The data: Begin

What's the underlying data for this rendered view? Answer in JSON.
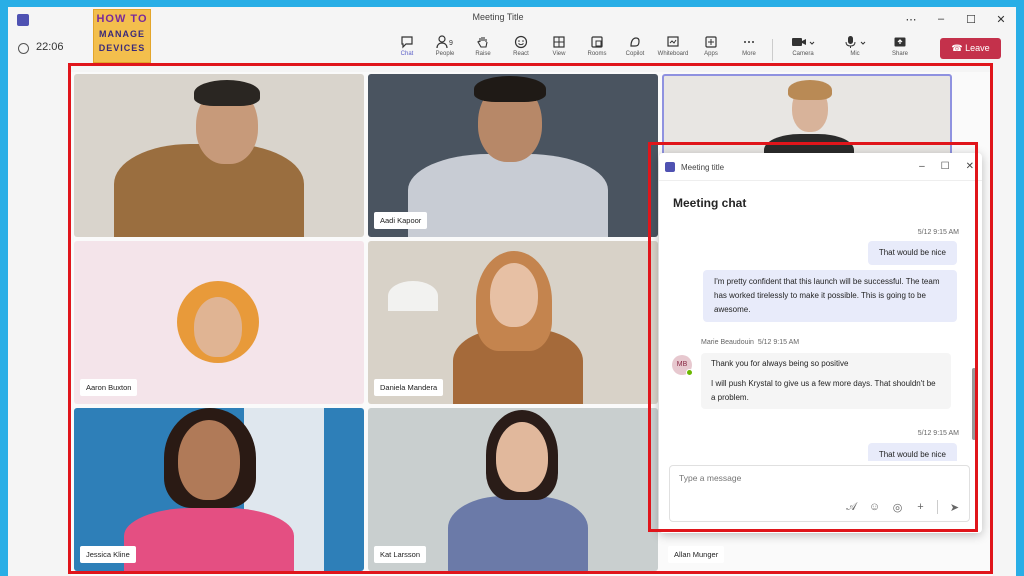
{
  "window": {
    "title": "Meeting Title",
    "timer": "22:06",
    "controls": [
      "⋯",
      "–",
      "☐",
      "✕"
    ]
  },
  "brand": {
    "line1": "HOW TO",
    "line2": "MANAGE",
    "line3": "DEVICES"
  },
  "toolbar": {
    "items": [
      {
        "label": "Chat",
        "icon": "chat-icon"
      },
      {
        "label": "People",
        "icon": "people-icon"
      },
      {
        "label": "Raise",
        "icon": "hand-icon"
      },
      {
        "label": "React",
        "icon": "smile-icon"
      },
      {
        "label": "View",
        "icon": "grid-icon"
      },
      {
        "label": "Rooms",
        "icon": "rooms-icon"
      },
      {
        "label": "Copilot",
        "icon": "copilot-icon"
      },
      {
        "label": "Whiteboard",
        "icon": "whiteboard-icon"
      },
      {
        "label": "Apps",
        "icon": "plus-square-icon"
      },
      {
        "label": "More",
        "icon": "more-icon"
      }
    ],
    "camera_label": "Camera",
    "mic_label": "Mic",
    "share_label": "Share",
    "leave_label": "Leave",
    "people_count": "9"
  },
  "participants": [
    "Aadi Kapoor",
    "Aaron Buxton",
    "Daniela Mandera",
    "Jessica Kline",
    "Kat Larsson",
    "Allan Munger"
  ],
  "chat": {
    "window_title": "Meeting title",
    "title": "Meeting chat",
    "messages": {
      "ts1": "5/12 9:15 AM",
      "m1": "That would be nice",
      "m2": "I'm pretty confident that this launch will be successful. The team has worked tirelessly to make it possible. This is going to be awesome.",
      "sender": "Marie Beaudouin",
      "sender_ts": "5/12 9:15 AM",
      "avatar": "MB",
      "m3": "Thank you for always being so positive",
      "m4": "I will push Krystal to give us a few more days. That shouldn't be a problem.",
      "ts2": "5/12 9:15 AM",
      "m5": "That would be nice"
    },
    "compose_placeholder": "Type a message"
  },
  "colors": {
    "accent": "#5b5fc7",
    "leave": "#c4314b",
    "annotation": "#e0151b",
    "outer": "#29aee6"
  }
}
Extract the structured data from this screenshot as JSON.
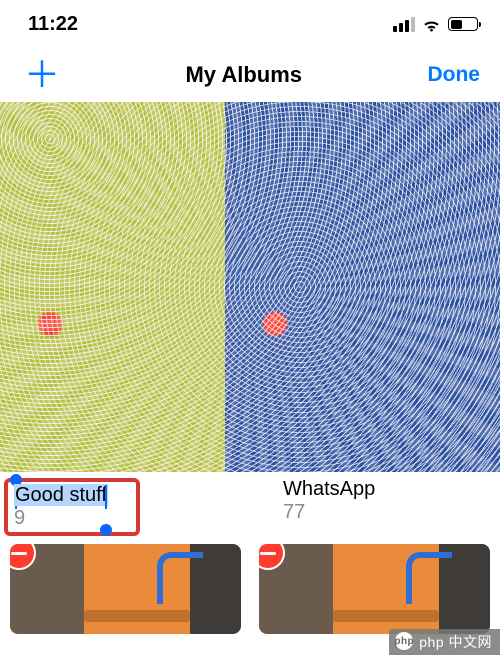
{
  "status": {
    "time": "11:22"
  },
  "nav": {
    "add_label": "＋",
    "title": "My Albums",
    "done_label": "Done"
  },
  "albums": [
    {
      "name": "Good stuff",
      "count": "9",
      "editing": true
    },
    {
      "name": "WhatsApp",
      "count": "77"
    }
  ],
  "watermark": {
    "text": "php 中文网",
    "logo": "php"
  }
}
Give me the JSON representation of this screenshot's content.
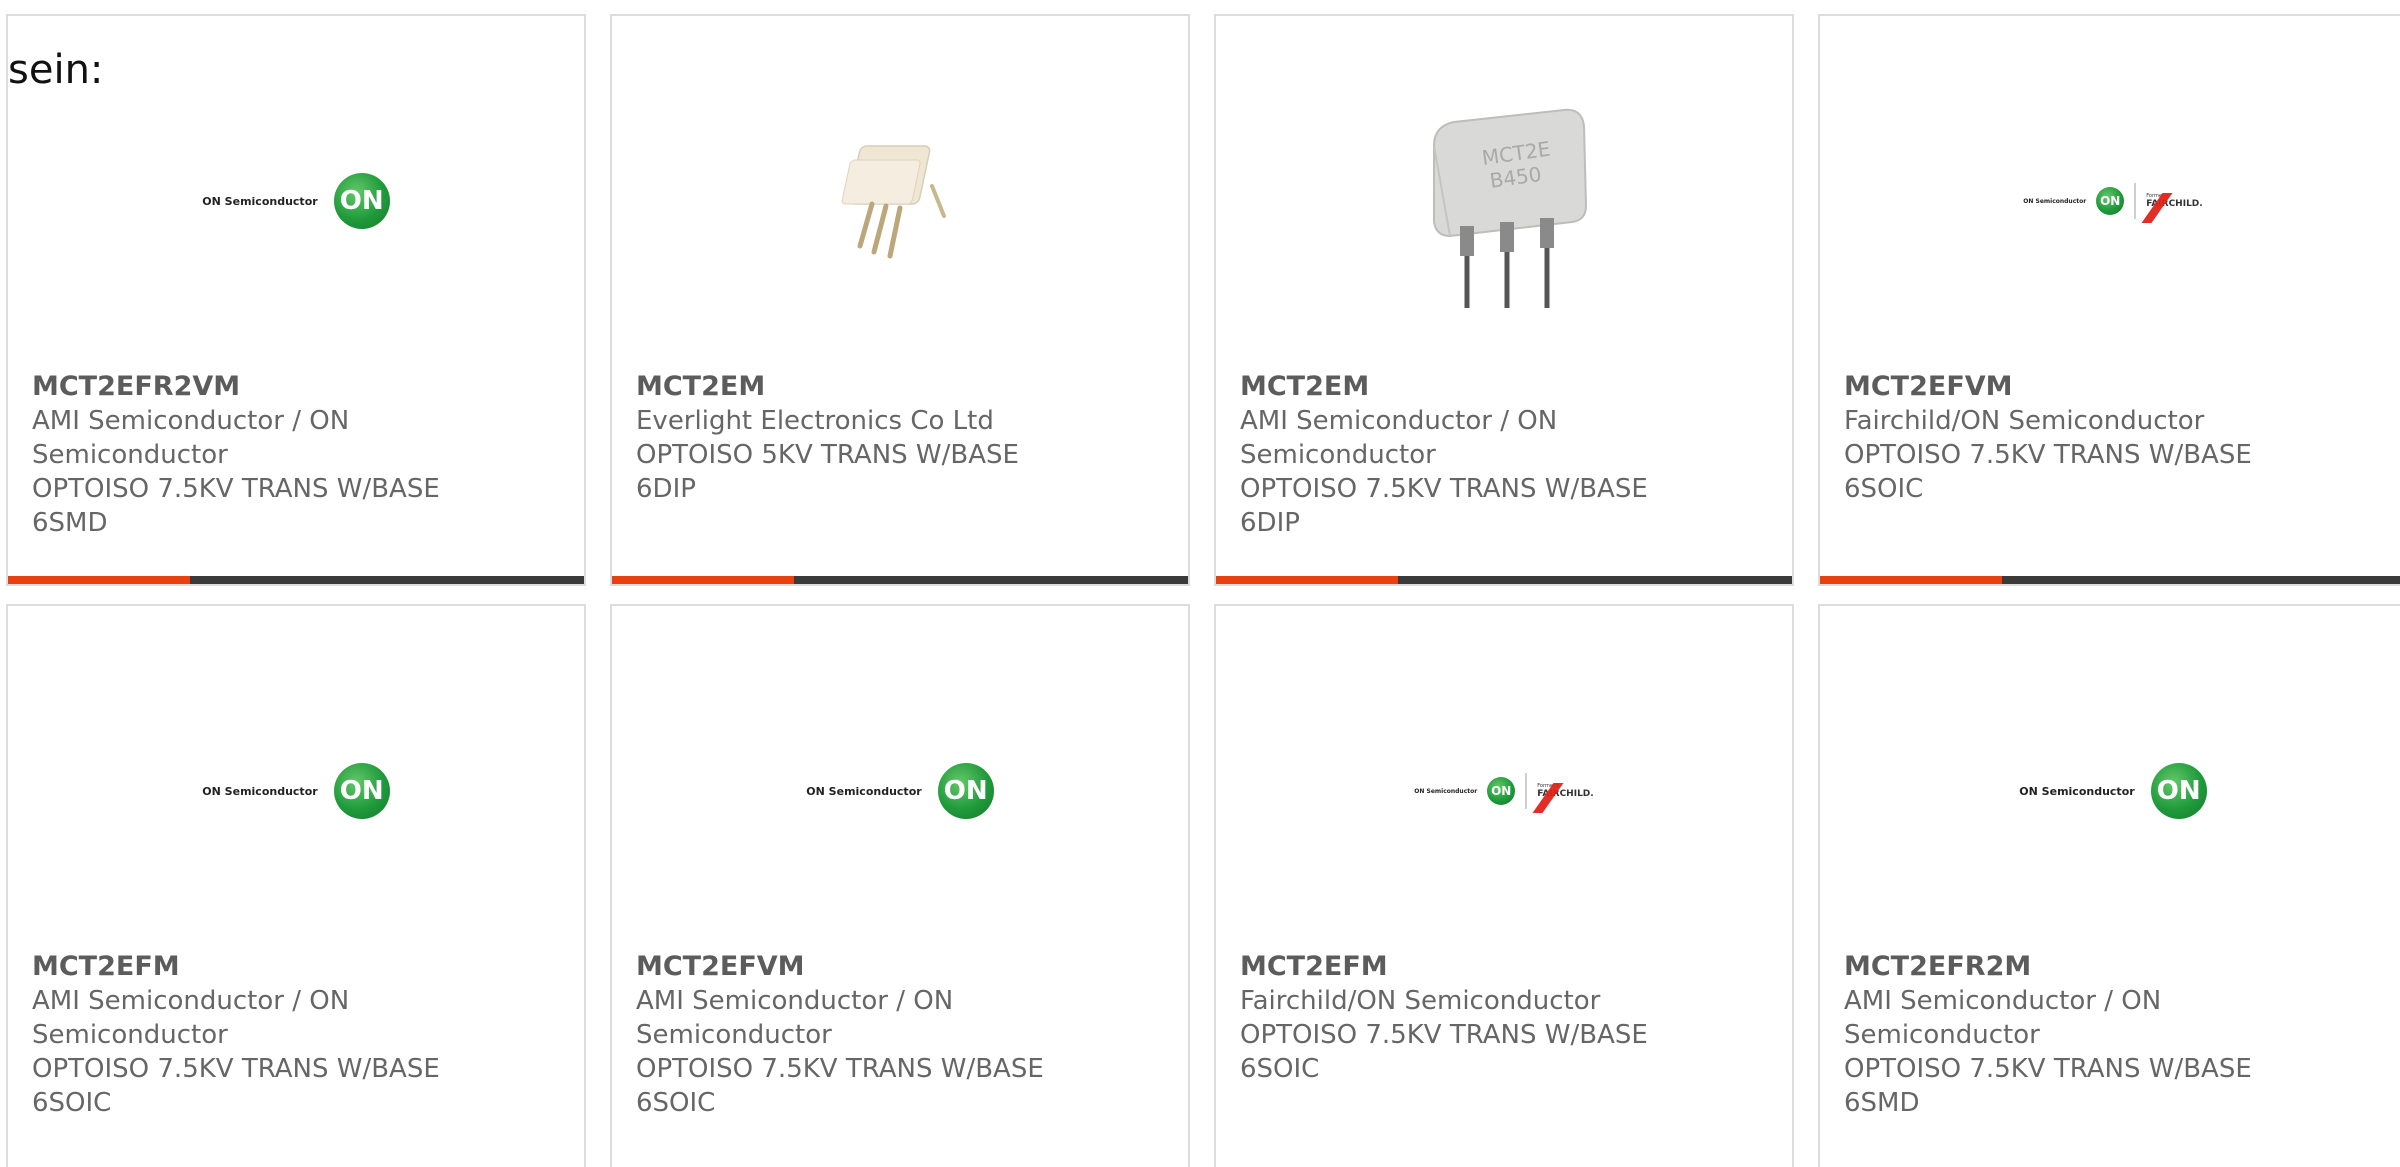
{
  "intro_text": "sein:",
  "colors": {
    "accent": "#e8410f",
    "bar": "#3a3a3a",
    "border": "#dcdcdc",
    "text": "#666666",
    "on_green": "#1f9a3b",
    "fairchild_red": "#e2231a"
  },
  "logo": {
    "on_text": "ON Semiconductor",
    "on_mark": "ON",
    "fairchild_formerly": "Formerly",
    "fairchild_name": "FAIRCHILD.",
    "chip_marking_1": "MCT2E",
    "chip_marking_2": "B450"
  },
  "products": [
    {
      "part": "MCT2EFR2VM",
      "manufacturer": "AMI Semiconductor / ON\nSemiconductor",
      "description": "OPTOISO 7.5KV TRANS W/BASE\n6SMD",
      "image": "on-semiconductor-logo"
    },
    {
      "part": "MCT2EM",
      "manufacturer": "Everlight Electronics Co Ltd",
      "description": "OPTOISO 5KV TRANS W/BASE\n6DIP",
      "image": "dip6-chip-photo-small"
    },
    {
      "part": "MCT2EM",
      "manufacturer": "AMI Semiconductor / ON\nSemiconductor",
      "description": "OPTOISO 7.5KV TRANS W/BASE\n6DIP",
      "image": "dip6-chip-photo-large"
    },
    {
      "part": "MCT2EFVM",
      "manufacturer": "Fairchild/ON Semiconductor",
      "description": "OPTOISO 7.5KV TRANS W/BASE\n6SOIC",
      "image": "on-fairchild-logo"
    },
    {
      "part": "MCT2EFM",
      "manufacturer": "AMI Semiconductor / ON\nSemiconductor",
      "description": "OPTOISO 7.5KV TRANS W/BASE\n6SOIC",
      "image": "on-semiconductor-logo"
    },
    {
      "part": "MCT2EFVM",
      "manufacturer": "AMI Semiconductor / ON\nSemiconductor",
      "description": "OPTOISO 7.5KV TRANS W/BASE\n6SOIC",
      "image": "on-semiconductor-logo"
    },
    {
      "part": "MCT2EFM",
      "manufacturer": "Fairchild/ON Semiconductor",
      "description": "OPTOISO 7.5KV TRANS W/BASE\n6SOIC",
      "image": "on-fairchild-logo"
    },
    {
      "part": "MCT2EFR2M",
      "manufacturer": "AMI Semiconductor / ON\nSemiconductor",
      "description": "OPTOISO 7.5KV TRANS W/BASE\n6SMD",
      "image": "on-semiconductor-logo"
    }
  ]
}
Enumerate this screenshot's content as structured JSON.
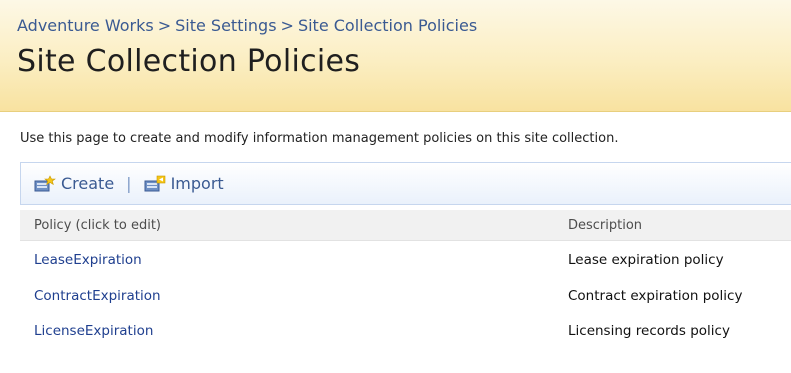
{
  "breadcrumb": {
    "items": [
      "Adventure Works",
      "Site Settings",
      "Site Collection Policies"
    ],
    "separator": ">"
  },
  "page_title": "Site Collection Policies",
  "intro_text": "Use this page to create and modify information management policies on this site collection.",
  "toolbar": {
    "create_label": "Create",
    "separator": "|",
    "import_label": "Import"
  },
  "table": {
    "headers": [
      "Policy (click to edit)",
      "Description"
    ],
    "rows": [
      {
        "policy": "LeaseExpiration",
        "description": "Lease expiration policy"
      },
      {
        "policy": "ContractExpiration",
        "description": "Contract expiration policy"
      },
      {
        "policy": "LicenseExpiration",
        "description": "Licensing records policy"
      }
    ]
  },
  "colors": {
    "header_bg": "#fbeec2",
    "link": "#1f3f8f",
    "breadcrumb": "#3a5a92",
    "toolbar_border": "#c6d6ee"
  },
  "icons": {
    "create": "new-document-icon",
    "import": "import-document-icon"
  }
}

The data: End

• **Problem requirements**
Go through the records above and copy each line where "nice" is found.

• **Output for this exercise**
      "m1": "That would be nice",
      "m5": "That would be nice"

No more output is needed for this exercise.